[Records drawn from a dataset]
----
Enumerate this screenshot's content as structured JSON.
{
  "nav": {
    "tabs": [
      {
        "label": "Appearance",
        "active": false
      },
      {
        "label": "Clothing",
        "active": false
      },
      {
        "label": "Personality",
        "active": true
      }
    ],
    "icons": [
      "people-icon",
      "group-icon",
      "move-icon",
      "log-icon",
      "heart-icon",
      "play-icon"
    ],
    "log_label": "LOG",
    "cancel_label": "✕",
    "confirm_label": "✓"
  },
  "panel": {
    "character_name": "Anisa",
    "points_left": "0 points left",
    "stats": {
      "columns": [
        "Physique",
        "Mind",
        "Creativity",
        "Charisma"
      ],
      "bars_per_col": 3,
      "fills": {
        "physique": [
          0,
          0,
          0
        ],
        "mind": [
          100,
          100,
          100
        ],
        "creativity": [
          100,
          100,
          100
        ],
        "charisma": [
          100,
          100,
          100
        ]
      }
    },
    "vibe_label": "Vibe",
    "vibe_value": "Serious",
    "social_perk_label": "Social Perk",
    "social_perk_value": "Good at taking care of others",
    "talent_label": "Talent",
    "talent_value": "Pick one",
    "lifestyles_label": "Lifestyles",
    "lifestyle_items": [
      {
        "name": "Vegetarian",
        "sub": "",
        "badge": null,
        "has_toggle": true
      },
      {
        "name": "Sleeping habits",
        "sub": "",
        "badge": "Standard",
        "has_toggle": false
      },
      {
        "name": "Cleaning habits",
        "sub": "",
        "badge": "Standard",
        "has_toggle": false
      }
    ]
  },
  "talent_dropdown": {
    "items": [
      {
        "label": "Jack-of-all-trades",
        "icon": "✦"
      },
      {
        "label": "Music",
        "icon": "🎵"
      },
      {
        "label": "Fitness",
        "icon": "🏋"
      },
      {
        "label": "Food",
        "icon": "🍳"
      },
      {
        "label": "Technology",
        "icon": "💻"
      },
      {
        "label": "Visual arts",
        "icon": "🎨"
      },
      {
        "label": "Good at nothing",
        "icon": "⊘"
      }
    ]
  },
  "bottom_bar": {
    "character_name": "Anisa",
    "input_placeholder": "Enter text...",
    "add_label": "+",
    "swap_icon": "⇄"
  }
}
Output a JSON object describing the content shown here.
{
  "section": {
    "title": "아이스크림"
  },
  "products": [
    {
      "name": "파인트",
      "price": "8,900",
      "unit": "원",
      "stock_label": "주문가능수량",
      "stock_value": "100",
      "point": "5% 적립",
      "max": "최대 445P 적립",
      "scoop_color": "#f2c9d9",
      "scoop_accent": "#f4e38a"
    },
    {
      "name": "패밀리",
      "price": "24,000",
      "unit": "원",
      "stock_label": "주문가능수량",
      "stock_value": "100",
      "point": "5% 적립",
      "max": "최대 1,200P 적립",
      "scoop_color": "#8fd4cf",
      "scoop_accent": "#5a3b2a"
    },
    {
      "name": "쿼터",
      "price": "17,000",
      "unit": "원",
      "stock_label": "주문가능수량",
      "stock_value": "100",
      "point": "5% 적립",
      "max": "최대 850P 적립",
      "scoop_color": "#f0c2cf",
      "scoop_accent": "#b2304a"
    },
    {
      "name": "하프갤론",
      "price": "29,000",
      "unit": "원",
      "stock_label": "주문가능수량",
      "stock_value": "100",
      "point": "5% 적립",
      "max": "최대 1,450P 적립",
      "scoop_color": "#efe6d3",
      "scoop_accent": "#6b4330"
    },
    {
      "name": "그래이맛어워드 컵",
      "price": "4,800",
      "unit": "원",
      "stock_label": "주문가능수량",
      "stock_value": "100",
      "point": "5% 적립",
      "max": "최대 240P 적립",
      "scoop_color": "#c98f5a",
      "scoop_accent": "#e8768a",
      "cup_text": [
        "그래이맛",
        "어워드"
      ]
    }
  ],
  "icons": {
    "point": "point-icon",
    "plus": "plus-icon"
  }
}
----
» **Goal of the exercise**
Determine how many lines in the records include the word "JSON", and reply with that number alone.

» **Exercise output**
2